Vital Voices: Organization set to launch initiatives spurred by your feedback
Earlier this year, Michigan Medicine faculty and staff participated in the 2022 Vital Voices faculty and staff engagement surveys. Upon receiving the overall results, the Michigan Medicine leadership team took an in-depth look at the feedback and identified organizationwide initiatives aimed at creating positive change.
“As a leadership team, we decided to change the way we rolled out the engagement survey results this year because your feedback showed that we needed to try something new,” said Marschall S. Runge, M.D., Ph.D., chief executive officer and executive vice president for medical affairs, Michigan Medicine. “Overall, the feedback from faculty and staff indicate that our teams are experiencing high levels of burnout and show that we have opportunities to improve communication and strengthen a culture of trust and accountability in our organization.”
Based on this feedback, the leadership team is recommending the following two organizationwide initiatives:
- The organization is going to begin leader rounding in a systematic way that identifies actions to improve processes and communication.
- Leaders will engage faculty to identify and reengineer three processes to improve wellbeing and engagement.
Executive sponsors will lead each initiative and form a committee with representation from departments and areas across the organization to develop a process for implementation of each initiative. More information will be shared on this process in the coming weeks as this work gets underway.
Full results were made available yesterday to managers and supervisors, with the request that individual department/area results be shared with all employees through upcoming team meetings. Below are some key results for the whole organization, with a comparison to results from the 2021 survey.
By the numbers
This year, more than 16,500 staff members and 2,000 faculty members shared their feedback through the Vital Voices surveys. Overall results can be grouped into four areas of focus:
- Engagement – measures employees’ degree of pride in the organization, intent to stay, willingness to recommend, and overall workplace satisfaction.
- Culture of safety – the product of individual and group values, attitudes, perceptions, competencies, and patterns of behavior that impact the commitment and ability to provide a safe environment for employees, physicians, and patients
- Resilience – measures the ability to recover and remain engaged even in challenging work circumstances, providing an early warning system for burnout
- Diversity index – items which measure employees’ view of the organization’s commitment to workforce diversity
Press Ganey, the third-party vendor used to administer the survey, determines these scores based on overall feedback provided in the survey.
Here is how Michigan Medicine scored in each area, with a comparison to the 2021 survey result:

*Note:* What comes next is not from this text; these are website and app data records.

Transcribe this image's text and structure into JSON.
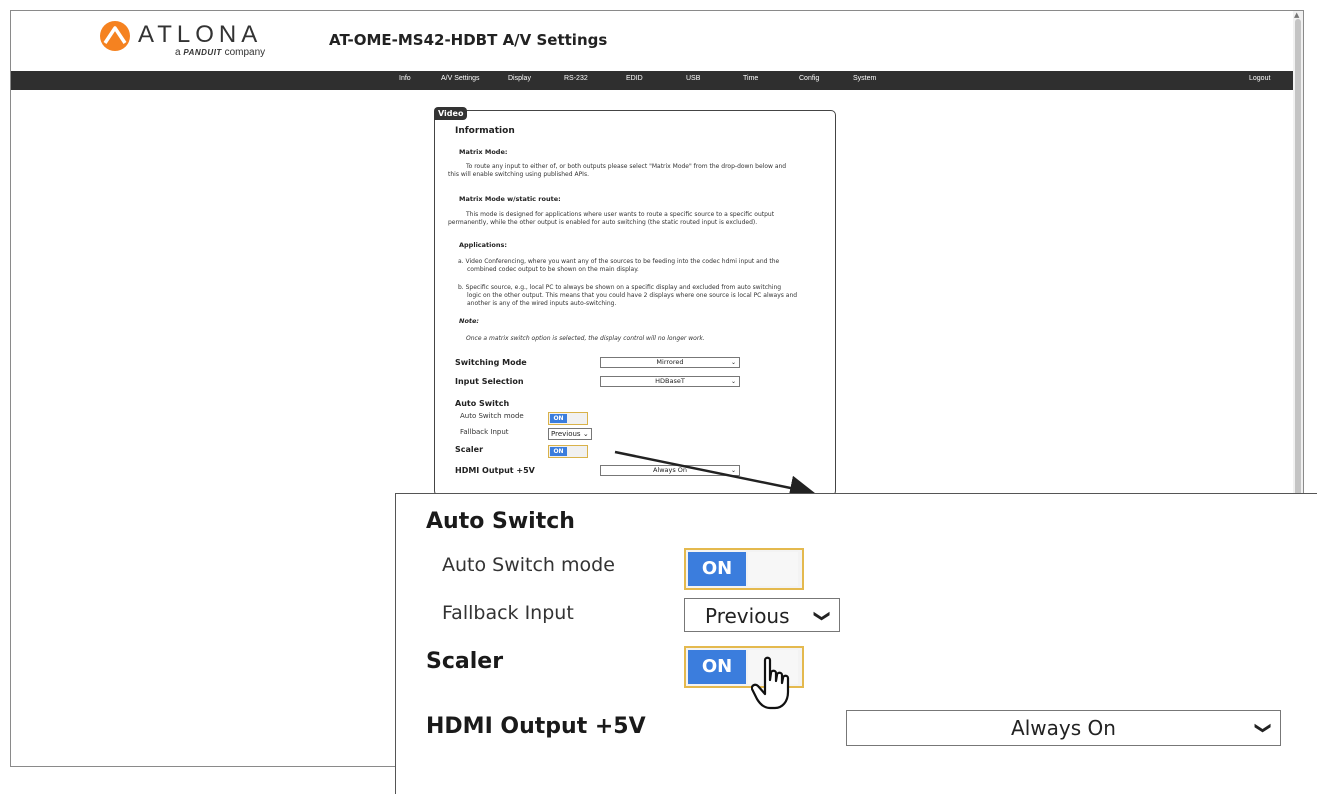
{
  "header": {
    "logo_text": "ATLONA",
    "logo_sub_prefix": "a",
    "logo_sub_brand": "PANDUIT",
    "logo_sub_suffix": "company",
    "page_title": "AT-OME-MS42-HDBT  A/V Settings"
  },
  "nav": {
    "items": [
      "Info",
      "A/V Settings",
      "Display",
      "RS-232",
      "EDID",
      "USB",
      "Time",
      "Config",
      "System"
    ],
    "logout": "Logout"
  },
  "panel": {
    "tag": "Video",
    "information": "Information",
    "matrix_mode_heading": "Matrix Mode:",
    "matrix_mode_text_1": "To route any input to either of, or both outputs please select \"Matrix Mode\" from the drop-down below and",
    "matrix_mode_text_2": "this will enable switching using published APIs.",
    "static_heading": "Matrix Mode w/static route:",
    "static_text_1": "This mode is designed for applications where user wants to route a specific source to a specific output",
    "static_text_2": "permanently, while the other output is enabled for auto switching (the static routed input is excluded).",
    "applications_heading": "Applications:",
    "app_a_1": "a.  Video Conferencing, where you want any of the sources to be feeding into the codec hdmi input and the",
    "app_a_2": "combined codec output to be shown on the main display.",
    "app_b_1": "b.  Specific source, e.g., local PC to always be shown on a specific display and excluded from auto switching",
    "app_b_2": "logic on the other output. This means that you could have 2 displays where one source is local PC always and",
    "app_b_3": "another is any of the wired inputs auto-switching.",
    "note_heading": "Note:",
    "note_text": "Once a matrix switch option is selected, the display control will no longer work.",
    "switching_mode_label": "Switching Mode",
    "switching_mode_value": "Mirrored",
    "input_selection_label": "Input Selection",
    "input_selection_value": "HDBaseT",
    "auto_switch_label": "Auto Switch",
    "auto_switch_mode_label": "Auto Switch mode",
    "auto_switch_mode_state": "ON",
    "fallback_label": "Fallback Input",
    "fallback_value": "Previous",
    "scaler_label": "Scaler",
    "scaler_state": "ON",
    "hdmi_label": "HDMI Output +5V",
    "hdmi_value": "Always On"
  },
  "zoom": {
    "auto_switch_label": "Auto Switch",
    "auto_switch_mode_label": "Auto Switch mode",
    "auto_switch_mode_state": "ON",
    "fallback_label": "Fallback Input",
    "fallback_value": "Previous",
    "scaler_label": "Scaler",
    "scaler_state": "ON",
    "hdmi_label": "HDMI Output +5V",
    "hdmi_value": "Always On"
  },
  "colors": {
    "logo_orange": "#f58220",
    "nav_bg": "#2f2f2f",
    "toggle_blue": "#3b7ddd",
    "toggle_border": "#e4b94e"
  },
  "icons": [
    "atlona-logo-icon",
    "chevron-down-icon",
    "hand-pointer-icon",
    "callout-arrow-icon"
  ]
}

|2022 Score (Out of 5)||2021 Score (Out of 5)|
|2022 Score (Out of 5)||2021 Score (Out of 5)|
“Our results show that we can do more as an organization to support our employees by identifying systematic ways of reducing administrative burden, managing workload, and offering greater opportunities for employees to share feedback,” said Dee Hunt, M.S.A., chief human resources officer for Michigan Medicine. “We recognize that the last two years have been challenging but it is time for us to come together as an organization and work toward building a healthier, more inclusive environment for all employees.”
What is working well
For both faculty and staff, feeling a connection to the care they provide patients and finding meaning in their work are two areas in which both groups scored well.
Both groups also reported a strong relationship with their direct manager, as well as feeling safe in voicing safety concerns in their work. Staff also continue to report satisfaction with their benefits.
The below graphics provide a better look into some of the organization’s highest performing areas. The following items are compared to the Press Ganey National Academic Medical Center (Natl AMC AVG) database average used to benchmark survey progress:
Areas for improvement
Faculty and staff also identified similar areas of concerns including the ability to disconnect from work, burnout, workload and administrative burden, and communication.
“As an organization, we need to do more to invest in our faculty and staff and focus on improving communication and building a more engaged culture that supports health and wellbeing,” said Runge. “As a leadership team we recognize that we have work to do and will be prioritizing our focus on the two institutional initiatives stated above.”
Earlier this week, leaders in each department and area received their individual login for the Press Ganey Portal to access scores and results for their individual areas.
“We encourage leaders in every area to schedule meetings with their teams to review results and have an open discussion about what can be done to address burnout and wellbeing,” said Hunt. “Individual improvement plans should be submitted by Oct. 31 so we can begin to implement action items aimed at improvement.”
More information and resources on the organization-wide initiatives will be shared with managers and supervisors in the coming weeks. Additional information will also be shared in Headlines so stay tuned for more engagement-related content.
Visit the employee engagement website for more information and resources to support improvement planning.